## TASK GOAL
Tally the lines below that contain "JSON". The number is the whole answer.

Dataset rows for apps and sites
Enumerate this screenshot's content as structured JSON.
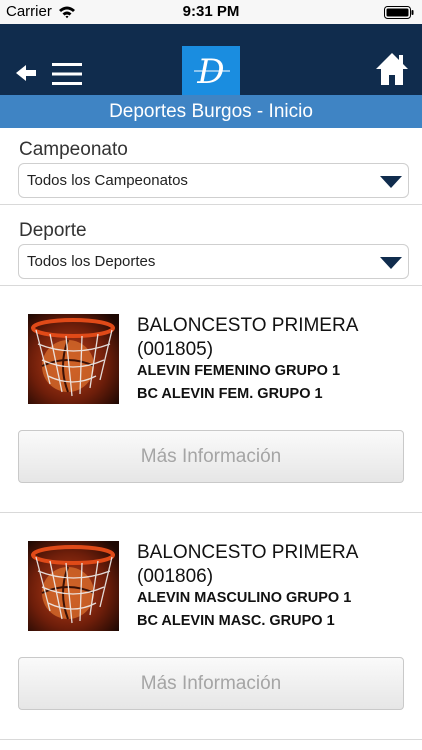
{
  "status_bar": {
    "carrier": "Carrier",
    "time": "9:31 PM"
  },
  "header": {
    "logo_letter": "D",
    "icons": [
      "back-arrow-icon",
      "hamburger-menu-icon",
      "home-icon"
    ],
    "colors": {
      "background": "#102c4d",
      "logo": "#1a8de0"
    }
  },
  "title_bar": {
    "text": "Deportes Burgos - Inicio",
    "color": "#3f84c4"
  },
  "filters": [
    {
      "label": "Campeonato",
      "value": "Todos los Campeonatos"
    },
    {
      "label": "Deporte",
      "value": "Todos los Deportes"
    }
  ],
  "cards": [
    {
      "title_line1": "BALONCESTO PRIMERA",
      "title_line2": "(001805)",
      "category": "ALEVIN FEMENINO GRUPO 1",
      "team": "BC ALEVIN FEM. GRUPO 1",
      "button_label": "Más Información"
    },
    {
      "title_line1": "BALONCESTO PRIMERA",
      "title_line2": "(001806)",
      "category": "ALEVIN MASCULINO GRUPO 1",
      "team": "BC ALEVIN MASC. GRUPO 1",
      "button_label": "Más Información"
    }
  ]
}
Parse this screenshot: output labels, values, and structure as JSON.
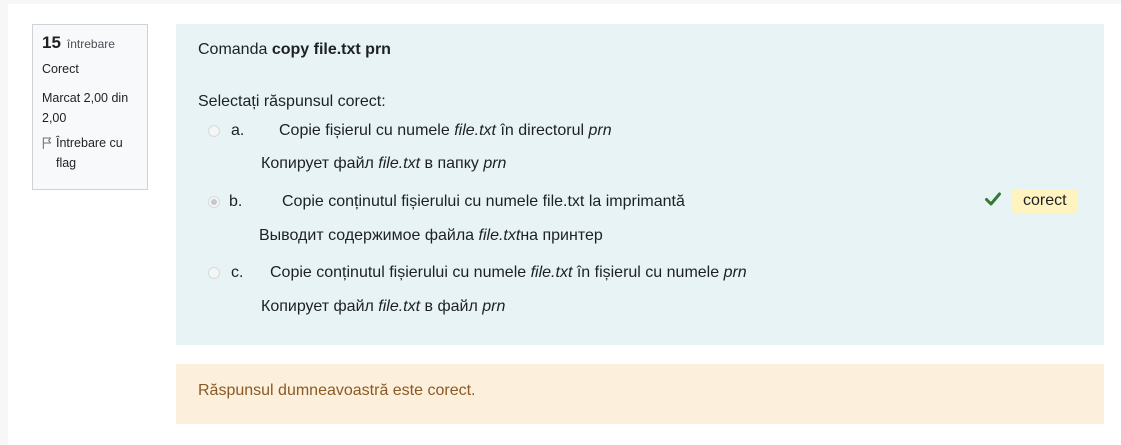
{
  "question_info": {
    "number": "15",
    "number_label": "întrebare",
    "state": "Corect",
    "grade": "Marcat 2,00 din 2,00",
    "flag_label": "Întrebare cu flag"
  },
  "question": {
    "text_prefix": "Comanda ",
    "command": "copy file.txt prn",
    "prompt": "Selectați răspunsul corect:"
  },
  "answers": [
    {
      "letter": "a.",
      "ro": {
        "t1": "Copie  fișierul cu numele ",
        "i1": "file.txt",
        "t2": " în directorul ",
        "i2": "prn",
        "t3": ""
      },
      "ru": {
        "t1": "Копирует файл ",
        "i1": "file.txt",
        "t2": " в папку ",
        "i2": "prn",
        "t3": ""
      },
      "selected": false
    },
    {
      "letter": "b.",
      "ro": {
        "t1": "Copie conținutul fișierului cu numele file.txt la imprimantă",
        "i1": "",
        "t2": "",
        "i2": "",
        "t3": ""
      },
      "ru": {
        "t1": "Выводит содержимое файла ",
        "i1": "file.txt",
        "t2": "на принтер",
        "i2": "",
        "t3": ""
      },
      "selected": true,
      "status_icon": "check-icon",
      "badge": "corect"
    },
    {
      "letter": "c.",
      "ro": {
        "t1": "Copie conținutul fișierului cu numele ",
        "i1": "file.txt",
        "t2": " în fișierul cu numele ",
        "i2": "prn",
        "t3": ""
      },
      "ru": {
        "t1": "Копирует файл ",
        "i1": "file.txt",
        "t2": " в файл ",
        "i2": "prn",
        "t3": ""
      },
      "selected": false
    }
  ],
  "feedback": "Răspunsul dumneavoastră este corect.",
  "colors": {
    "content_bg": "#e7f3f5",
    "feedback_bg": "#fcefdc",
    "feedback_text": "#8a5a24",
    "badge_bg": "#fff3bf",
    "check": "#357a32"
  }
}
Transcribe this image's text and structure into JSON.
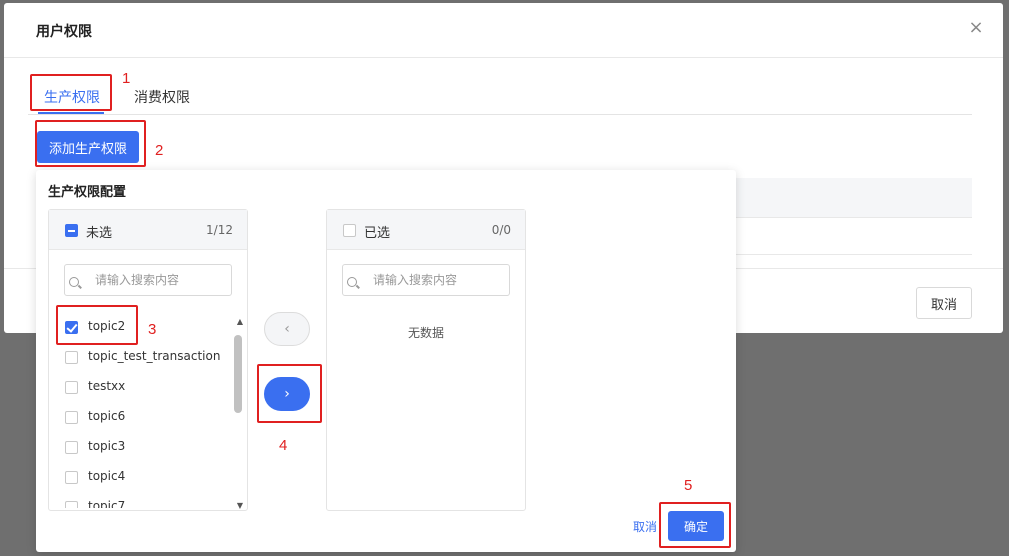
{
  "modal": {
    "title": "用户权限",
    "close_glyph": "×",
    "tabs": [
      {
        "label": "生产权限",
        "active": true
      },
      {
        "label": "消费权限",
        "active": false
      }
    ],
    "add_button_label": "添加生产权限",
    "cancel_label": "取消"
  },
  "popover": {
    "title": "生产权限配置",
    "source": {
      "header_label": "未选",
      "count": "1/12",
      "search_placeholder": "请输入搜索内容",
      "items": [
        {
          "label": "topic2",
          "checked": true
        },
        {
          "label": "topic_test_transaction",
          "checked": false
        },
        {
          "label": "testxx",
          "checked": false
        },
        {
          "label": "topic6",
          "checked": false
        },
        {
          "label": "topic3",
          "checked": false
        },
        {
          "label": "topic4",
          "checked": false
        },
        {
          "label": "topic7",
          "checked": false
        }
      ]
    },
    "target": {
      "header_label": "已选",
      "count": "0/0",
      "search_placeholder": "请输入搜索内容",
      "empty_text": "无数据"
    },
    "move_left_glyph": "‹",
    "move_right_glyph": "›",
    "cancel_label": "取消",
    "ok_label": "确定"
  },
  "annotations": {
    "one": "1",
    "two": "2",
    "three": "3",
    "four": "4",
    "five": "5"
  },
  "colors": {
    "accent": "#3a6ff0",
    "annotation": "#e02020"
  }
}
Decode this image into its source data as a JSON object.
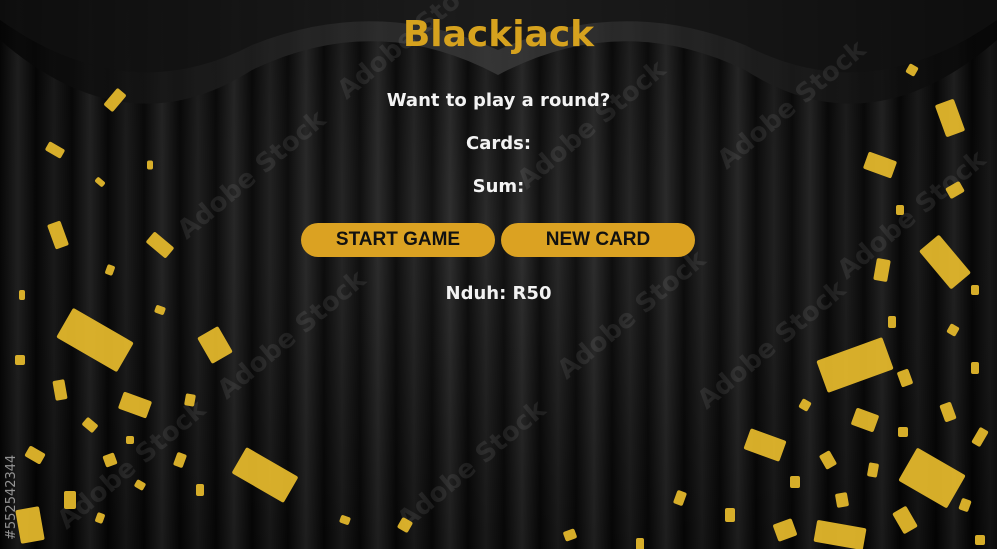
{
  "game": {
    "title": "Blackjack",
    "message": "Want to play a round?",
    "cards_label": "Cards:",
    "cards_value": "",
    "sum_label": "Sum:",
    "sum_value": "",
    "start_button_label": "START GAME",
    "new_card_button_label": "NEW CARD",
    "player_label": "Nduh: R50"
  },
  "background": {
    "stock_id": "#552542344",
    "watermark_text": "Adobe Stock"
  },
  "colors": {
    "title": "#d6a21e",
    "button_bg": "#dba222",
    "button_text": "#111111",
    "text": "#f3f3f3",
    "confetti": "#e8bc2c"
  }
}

## SOLUTION BELOW
4